Searching for a new job these days can strike fear into anyone and test the confidence they’ve developed. Myriad applicants for on-line positions, lack of responses from inquiries, and the litany of requirements for each position pose a challenge to potential applicants. “Am I the ideal candidate they want? Will I be instantaneously disqualified for missing one or two of the requisite skills?” Jobs that appear to be great to the prospective employee may seem like a distant dream, an oasis in the desert of your career path. Is it really possible to take a fork in the road of your career?
It was May of 2001 when I was laid off from my current employer. This was not the greatest time to be on the job market: post-Y2K economic woes in the world, the terrorist attacks on 9/11, the subsequent stock market crash, and the war on terror. Then the phone rang. I was rather undeveloped in my networking at the time as social media tools like LinkedIn were nowhere to be found and cold-calling people was not a practiced skill. Regardless, I continued to contact colleagues and friends to find that next job. I only wish I had been a bit less cavalier about my career when executive recruiters called when I was working, I really needed them now. Then the phone rang.
A colleague of mine told me about a position that he thought was right up my alley. He heard about it from a fellow employee at our last company. At this point in my career, I was a high-tech engineer/program manager looking to do something similar at my current director level or higher. The position recommended to me was Semiconductor Procurement. The second question I posed to the person who became my VP a few days later was “Why me? I have absolutely no procurement experience!” What would interest them in me taking such a new role with no apparent relevant experience?
Like many, my search had been focused on the functional roles I had experience in – engineering management, program management, and product management. It never dawned on me to try such a different profession. Why would anyone consider me even if I tried? I asked the question of my relevance for the position out of genuine interest – how could I possibly be of value to them with no purchasing skills? Two things coalesced to send me down the other fork in the career journey. One, the company and the VP were trying to solve a specific problem for their organization. Two, they decided that procurement skills were secondary to the technology experience. This is where I came in.
Despite some of the difficulties in the job search world cited earlier, it is critically important to keep your mind and eyes wide open. Examine all of your skills and experiences thoroughly. While it may seem that they all converge into one entity – you – there are really multiple possibilities for that same you. As many excellent career coaches implore us all to do, look at what you have accomplished and what problems you have solved. Do not sell yourself short. Then cast a reasonably wide net for your search criteria – you never know when that call will come or a new door will open!
It’s now 13 years since that call came for me. My career in supply chain has been tremendously rewarding and has created opportunities that I did not know existed prior to the new career trajectory. As an executive who has both recruited and been recruited I know that not every company or hiring manager is as flexible as I experienced. However, that should never hold you back. The type of company that is not interested in alternative candidates may very well not be the type of place you want to work anyway.

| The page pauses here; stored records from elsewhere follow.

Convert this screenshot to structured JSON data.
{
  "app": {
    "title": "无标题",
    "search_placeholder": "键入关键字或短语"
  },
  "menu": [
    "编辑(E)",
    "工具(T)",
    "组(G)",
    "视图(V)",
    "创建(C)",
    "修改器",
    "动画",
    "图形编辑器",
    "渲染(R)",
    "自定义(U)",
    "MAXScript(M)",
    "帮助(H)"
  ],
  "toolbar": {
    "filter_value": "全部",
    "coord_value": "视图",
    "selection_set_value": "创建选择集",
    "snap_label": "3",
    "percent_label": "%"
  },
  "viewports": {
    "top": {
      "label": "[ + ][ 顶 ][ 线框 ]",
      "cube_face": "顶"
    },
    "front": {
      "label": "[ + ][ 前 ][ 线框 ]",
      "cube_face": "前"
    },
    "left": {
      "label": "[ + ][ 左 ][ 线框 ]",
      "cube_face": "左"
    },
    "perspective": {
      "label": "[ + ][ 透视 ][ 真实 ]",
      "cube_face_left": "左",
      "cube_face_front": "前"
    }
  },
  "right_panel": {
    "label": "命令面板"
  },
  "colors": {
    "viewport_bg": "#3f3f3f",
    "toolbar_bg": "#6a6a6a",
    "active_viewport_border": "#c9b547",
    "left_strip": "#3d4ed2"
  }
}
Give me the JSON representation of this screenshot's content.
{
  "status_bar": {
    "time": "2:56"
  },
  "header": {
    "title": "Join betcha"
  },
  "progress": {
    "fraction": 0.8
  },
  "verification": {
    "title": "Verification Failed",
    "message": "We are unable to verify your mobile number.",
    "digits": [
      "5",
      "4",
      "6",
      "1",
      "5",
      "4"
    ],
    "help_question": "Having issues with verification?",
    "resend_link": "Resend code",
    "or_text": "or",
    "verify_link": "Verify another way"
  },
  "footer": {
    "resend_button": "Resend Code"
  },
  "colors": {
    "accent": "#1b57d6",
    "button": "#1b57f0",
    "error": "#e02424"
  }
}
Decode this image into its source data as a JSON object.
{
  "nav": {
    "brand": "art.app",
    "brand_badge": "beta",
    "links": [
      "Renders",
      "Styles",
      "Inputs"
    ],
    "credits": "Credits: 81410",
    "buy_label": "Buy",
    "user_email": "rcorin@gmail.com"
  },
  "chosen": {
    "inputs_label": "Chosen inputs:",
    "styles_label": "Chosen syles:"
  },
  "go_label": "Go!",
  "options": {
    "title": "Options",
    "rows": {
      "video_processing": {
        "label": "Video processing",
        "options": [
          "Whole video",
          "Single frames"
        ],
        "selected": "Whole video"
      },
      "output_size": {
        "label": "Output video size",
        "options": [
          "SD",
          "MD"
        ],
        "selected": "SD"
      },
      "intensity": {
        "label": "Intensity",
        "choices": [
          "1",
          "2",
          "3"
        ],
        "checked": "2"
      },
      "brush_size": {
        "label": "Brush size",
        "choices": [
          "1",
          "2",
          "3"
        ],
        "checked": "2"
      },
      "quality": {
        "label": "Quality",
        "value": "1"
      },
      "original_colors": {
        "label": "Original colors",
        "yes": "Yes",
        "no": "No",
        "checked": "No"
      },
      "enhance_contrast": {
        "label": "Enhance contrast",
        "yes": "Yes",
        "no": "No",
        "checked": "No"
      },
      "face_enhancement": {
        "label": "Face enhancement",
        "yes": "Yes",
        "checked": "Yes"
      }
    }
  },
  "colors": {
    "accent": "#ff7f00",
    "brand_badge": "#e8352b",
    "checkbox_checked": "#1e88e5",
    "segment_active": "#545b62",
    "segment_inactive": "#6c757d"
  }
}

Stay nimble and keep an open mind so that you can position yourself to anticipate, not fear, a potential fork in the road!
Michael A. Massetti is a supply chain executive who has led, coached, mentored and developed many talented individuals. He was AMD’s executive sponsor for the University of Texas Supply Chain Management Consortium and interacted with students for 5 years. Michael recruited and mentored many graduates into AMD’s organization.